Bing Maps

  • Free for use on “public facing” websites for up to 125,000 map page loads per year or 500,000 map transactions (1 transaction is 8 map 256 pixel square map tiles or one address lookup) per annum
  • Free to use if you can prove that you are a not for profit organisation or educational organisation (we would strongly suggest you check the terms and conditions to ensure that your organisation qualifies)
  • can be used for commercial usage (where the site makes money)
  • No Service Level Agreement – if it goes offline you have no comeback
  • The terms of the agreement can change at any time without warning, meaning it might not be free tomorrow
  • Gives you access to both the ajax mapping api and mapping related web services
  • Any data you “submit” to bing maps you give a license to Microsoft to re-use, however this does not cover data etc hosted by yourself or a thrid party, only data hosted by Microsoft on your behalf.
  • free on the understanding advertising or search box may be shown on your map at some point in the future
  • Does not include Bings “birds eye imagery” due to the licensing agreement between Microsoft and its birds eye imagery suppliers
  • Cannot be used at all for fleet or asset tracking without a commercial license (see below)
  • Cannot be used for real time navigation (sat-nav) due to 3rd party license agreements

Commercial Licensing

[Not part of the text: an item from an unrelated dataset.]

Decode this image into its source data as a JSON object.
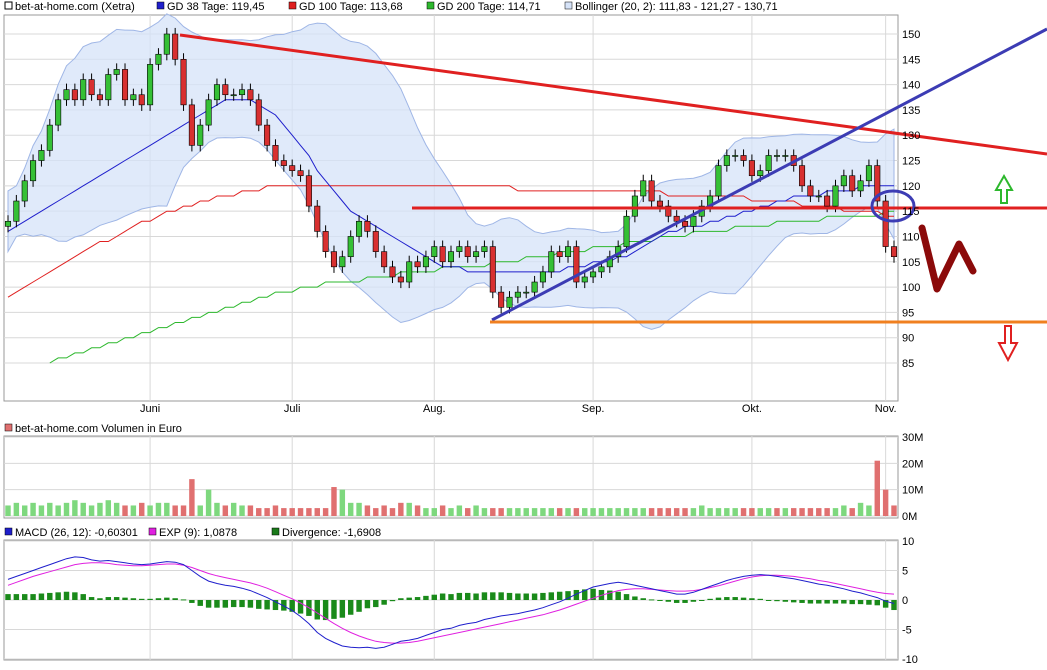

If you want to use the maps more than is offered by the free licensing, or want to use a feature no available under the free license you will need to pay for a license. Although we cannot give the pricing details for either API we can compare a few features and comment generally about how the licensing works.. Should you wish to enquire about commercial usage in the UK you may want to contact Grey Matter who organize licensing for Microsoft in the UK (or call us but we generally offer advice and are not a licensing reseller).

One important question often asked is does commercial licensing mean you get better imagery or a faster service than the free offerings? For both API’s the answer is no, whether free or commercial you are using the exact same service.

Google Maps

  • Covered by an uptime Service Level Agreement (SLA) but only of the map and imagery, not the geocoding services etc
  • Available on a sliding price scale with each level including a maximum number of map page loads per annum for a fixed cost
  • Available for use on private websites
  • Guaranteed no adverts added to the maps without your permission

Bing Maps

  • Covered by an uptime Service Level Agreement (SLA) for all services
  • Lots of ways of licensing including pricing scale for maximum number of map page loads (same as Google), PayAsYouGo useful for sites with initially unknown usage or very low volume sites.
  • From Earthware’s experience the entry price for maximum map page load bundles is considerably lower for Bing than Google
  • Guaranteed no adverts added to the maps without your permission

Conclusion

“Enough waffling” I here you cry “just tell us which ones better!”. As we said in our introduction to this series we will not be declaring a winner for each comparison we will leave that up to you.

So in conclusion both API’s now have very similar free offering, although Google’s has no published usage limits so if you want to use it free and have over 125,000 map transactions a year then you might want to consider using Google over Bing however there is no clear guidelines from Google on what their free limit actually is. On the commercial side if you are looking for a lot of flexibility to met your specific projects licensing requirements then give Bing Maps a try as they appear to be more flexible.

One last observation is to be careful when using the free licensing. Free is unlikely to be free forever without some changes. Google have a world leading advertising network but so far have not tried too hard to make advertising really work on all their mapping platforms, however its anyone's guess how long that will last, Bing maps has never really tried any map advertising at all, but that doesn’t mean they won’t in future. Either way if you are planning a business model for your site that relies on free mapping for the medium to long term be very careful as we have no doubt free won’t be free forever (or at least not as it is currently).

You can check out all the licensing information at the following links: